Action item :: Each entry must be returned exactly. None may be omitted.

App and web page records
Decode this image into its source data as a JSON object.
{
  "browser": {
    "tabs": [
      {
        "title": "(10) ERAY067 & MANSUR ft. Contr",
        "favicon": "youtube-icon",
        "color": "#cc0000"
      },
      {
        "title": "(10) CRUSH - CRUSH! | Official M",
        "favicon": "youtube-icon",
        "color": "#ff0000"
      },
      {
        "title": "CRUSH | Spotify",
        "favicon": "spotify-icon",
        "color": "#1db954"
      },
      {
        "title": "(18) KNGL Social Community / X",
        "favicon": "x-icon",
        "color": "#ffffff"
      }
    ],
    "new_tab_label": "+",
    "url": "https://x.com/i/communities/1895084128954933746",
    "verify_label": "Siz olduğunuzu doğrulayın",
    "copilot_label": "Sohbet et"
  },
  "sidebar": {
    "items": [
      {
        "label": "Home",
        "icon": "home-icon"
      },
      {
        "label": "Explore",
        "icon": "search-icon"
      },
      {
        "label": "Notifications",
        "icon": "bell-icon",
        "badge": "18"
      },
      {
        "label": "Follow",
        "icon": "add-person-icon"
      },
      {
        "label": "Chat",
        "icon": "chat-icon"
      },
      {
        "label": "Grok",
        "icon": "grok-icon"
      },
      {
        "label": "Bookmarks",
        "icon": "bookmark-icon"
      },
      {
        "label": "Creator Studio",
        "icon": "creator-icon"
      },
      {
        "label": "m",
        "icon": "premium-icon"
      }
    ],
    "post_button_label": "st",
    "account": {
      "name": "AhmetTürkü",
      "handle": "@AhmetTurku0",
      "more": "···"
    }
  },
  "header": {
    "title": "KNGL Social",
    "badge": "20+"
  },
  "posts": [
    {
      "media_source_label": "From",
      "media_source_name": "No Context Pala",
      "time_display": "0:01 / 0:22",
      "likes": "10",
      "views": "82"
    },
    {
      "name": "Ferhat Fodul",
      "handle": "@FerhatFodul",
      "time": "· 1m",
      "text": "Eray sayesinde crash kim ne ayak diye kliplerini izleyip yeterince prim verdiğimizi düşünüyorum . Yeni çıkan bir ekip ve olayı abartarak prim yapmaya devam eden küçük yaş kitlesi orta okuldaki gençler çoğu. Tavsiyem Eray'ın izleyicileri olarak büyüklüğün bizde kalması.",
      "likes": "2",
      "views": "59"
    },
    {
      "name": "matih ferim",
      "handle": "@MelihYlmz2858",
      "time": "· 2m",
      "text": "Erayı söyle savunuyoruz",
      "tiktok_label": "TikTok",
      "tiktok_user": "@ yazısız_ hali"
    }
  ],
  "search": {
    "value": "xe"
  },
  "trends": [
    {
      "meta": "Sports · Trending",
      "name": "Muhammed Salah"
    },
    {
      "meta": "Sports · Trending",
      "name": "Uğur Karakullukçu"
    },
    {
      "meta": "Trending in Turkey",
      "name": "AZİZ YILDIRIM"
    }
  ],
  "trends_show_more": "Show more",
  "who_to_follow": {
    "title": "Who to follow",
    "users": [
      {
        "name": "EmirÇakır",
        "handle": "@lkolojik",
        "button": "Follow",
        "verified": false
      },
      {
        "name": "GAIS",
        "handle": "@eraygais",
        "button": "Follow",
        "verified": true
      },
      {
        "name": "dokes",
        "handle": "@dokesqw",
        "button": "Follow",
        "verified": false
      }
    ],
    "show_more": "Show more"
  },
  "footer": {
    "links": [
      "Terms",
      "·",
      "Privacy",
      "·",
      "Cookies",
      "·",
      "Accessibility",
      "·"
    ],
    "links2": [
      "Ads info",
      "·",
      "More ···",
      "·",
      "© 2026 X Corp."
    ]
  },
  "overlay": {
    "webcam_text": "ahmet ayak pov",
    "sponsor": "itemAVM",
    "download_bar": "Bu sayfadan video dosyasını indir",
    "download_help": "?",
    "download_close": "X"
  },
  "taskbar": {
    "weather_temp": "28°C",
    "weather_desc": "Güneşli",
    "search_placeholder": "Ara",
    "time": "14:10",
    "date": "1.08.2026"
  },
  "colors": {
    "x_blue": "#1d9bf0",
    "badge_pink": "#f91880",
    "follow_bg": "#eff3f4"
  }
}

Completed task ::
Decode this image into its source data as a JSON object.
{
  "browser": {
    "tabs": [
      {
        "title": "(10) ERAY067 & MANSUR ft. Contr",
        "favicon": "youtube-icon",
        "color": "#cc0000"
      },
      {
        "title": "(10) CRUSH - CRUSH! | Official M",
        "favicon": "youtube-icon",
        "color": "#ff0000"
      },
      {
        "title": "CRUSH | Spotify",
        "favicon": "spotify-icon",
        "color": "#1db954"
      },
      {
        "title": "(18) KNGL Social Community / X",
        "favicon": "x-icon",
        "color": "#ffffff"
      }
    ],
    "new_tab_label": "+",
    "url": "https://x.com/i/communities/1895084128954933746",
    "verify_label": "Siz olduğunuzu doğrulayın",
    "copilot_label": "Sohbet et"
  },
  "sidebar": {
    "items": [
      {
        "label": "Home",
        "icon": "home-icon"
      },
      {
        "label": "Explore",
        "icon": "search-icon"
      },
      {
        "label": "Notifications",
        "icon": "bell-icon",
        "badge": "18"
      },
      {
        "label": "Follow",
        "icon": "add-person-icon"
      },
      {
        "label": "Chat",
        "icon": "chat-icon"
      },
      {
        "label": "Grok",
        "icon": "grok-icon"
      },
      {
        "label": "Bookmarks",
        "icon": "bookmark-icon"
      },
      {
        "label": "Creator Studio",
        "icon": "creator-icon"
      },
      {
        "label": "m",
        "icon": "premium-icon"
      }
    ],
    "post_button_label": "st",
    "account": {
      "name": "AhmetTürkü",
      "handle": "@AhmetTurku0",
      "more": "···"
    }
  },
  "header": {
    "title": "KNGL Social",
    "badge": "20+"
  },
  "posts": [
    {
      "media_source_label": "From",
      "media_source_name": "No Context Pala",
      "time_display": "0:01 / 0:22",
      "likes": "10",
      "views": "82"
    },
    {
      "name": "Ferhat Fodul",
      "handle": "@FerhatFodul",
      "time": "· 1m",
      "text": "Eray sayesinde crash kim ne ayak diye kliplerini izleyip yeterince prim verdiğimizi düşünüyorum . Yeni çıkan bir ekip ve olayı abartarak prim yapmaya devam eden küçük yaş kitlesi orta okuldaki gençler çoğu. Tavsiyem Eray'ın izleyicileri olarak büyüklüğün bizde kalması.",
      "likes": "2",
      "views": "59"
    },
    {
      "name": "matih ferim",
      "handle": "@MelihYlmz2858",
      "time": "· 2m",
      "text": "Erayı söyle savunuyoruz",
      "tiktok_label": "TikTok",
      "tiktok_user": "@ yazısız_ hali"
    }
  ],
  "search": {
    "value": "xe"
  },
  "trends": [
    {
      "meta": "Sports · Trending",
      "name": "Muhammed Salah"
    },
    {
      "meta": "Sports · Trending",
      "name": "Uğur Karakullukçu"
    },
    {
      "meta": "Trending in Turkey",
      "name": "AZİZ YILDIRIM"
    }
  ],
  "trends_show_more": "Show more",
  "who_to_follow": {
    "title": "Who to follow",
    "users": [
      {
        "name": "EmirÇakır",
        "handle": "@lkolojik",
        "button": "Follow",
        "verified": false
      },
      {
        "name": "GAIS",
        "handle": "@eraygais",
        "button": "Follow",
        "verified": true
      },
      {
        "name": "dokes",
        "handle": "@dokesqw",
        "button": "Follow",
        "verified": false
      }
    ],
    "show_more": "Show more"
  },
  "footer": {
    "links": [
      "Terms",
      "·",
      "Privacy",
      "·",
      "Cookies",
      "·",
      "Accessibility",
      "·"
    ],
    "links2": [
      "Ads info",
      "·",
      "More ···",
      "·",
      "© 2026 X Corp."
    ]
  },
  "overlay": {
    "webcam_text": "ahmet ayak pov",
    "sponsor": "itemAVM",
    "download_bar": "Bu sayfadan video dosyasını indir",
    "download_help": "?",
    "download_close": "X"
  },
  "taskbar": {
    "weather_temp": "28°C",
    "weather_desc": "Güneşli",
    "search_placeholder": "Ara",
    "time": "14:10",
    "date": "1.08.2026"
  },
  "colors": {
    "x_blue": "#1d9bf0",
    "badge_pink": "#f91880",
    "follow_bg": "#eff3f4"
  }
}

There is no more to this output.